[Dataset rows describing interfaces]

━━━

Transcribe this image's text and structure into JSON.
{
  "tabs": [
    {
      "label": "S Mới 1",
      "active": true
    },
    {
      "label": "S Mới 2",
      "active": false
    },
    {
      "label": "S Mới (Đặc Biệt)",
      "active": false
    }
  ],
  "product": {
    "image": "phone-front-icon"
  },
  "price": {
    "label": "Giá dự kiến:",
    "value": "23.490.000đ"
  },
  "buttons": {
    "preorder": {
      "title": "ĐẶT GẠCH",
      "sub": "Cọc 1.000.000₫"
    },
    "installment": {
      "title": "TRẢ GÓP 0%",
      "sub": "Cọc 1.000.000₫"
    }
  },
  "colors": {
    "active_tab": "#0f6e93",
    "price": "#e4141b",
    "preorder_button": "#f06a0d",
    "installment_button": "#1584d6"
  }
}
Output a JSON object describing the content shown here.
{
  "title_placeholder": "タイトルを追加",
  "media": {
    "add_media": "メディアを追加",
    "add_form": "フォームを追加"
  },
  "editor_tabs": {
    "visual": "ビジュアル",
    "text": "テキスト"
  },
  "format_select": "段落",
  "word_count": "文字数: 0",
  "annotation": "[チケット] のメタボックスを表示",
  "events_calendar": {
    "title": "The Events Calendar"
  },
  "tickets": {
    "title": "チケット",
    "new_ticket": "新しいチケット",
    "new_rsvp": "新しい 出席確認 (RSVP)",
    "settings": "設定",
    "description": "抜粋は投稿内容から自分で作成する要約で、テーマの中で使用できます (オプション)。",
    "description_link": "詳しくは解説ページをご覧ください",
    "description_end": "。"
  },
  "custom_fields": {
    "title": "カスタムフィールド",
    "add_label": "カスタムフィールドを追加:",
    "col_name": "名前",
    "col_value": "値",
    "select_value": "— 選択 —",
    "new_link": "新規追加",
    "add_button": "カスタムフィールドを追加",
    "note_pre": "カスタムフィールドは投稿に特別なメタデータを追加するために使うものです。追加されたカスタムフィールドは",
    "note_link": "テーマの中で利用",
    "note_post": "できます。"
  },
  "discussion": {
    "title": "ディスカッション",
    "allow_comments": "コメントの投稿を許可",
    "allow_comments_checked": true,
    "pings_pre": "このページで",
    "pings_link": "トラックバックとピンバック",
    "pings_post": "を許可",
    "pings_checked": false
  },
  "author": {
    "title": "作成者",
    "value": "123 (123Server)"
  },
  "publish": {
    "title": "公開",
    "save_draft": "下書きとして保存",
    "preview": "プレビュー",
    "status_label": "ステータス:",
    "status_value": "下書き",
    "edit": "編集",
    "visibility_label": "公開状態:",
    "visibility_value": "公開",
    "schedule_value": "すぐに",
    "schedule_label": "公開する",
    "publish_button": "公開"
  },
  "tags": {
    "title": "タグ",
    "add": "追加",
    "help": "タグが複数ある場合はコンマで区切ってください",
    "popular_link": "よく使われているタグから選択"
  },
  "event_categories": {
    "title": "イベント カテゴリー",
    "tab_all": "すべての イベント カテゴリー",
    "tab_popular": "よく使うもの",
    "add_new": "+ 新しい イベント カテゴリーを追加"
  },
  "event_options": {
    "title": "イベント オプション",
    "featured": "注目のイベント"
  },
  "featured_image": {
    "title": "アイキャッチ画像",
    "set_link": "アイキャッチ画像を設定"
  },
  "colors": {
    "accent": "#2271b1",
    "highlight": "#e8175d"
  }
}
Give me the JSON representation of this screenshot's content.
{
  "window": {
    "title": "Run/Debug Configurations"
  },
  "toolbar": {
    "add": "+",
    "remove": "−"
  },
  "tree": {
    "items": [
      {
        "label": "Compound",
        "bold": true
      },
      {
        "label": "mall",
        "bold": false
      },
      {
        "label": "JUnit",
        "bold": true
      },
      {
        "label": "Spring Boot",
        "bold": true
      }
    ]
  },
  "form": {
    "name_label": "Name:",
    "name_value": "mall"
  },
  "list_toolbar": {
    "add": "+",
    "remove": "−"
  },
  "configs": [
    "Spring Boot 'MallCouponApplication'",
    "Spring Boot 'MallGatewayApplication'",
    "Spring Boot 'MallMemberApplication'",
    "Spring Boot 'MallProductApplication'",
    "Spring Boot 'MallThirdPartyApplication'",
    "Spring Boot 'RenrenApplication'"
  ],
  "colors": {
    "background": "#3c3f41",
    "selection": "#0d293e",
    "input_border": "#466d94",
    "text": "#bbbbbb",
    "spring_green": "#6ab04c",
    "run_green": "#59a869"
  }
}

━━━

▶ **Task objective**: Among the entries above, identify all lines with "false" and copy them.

▶ **Task response**:
      "active": false
      "active": false
    "pings_checked": false
        "bold": false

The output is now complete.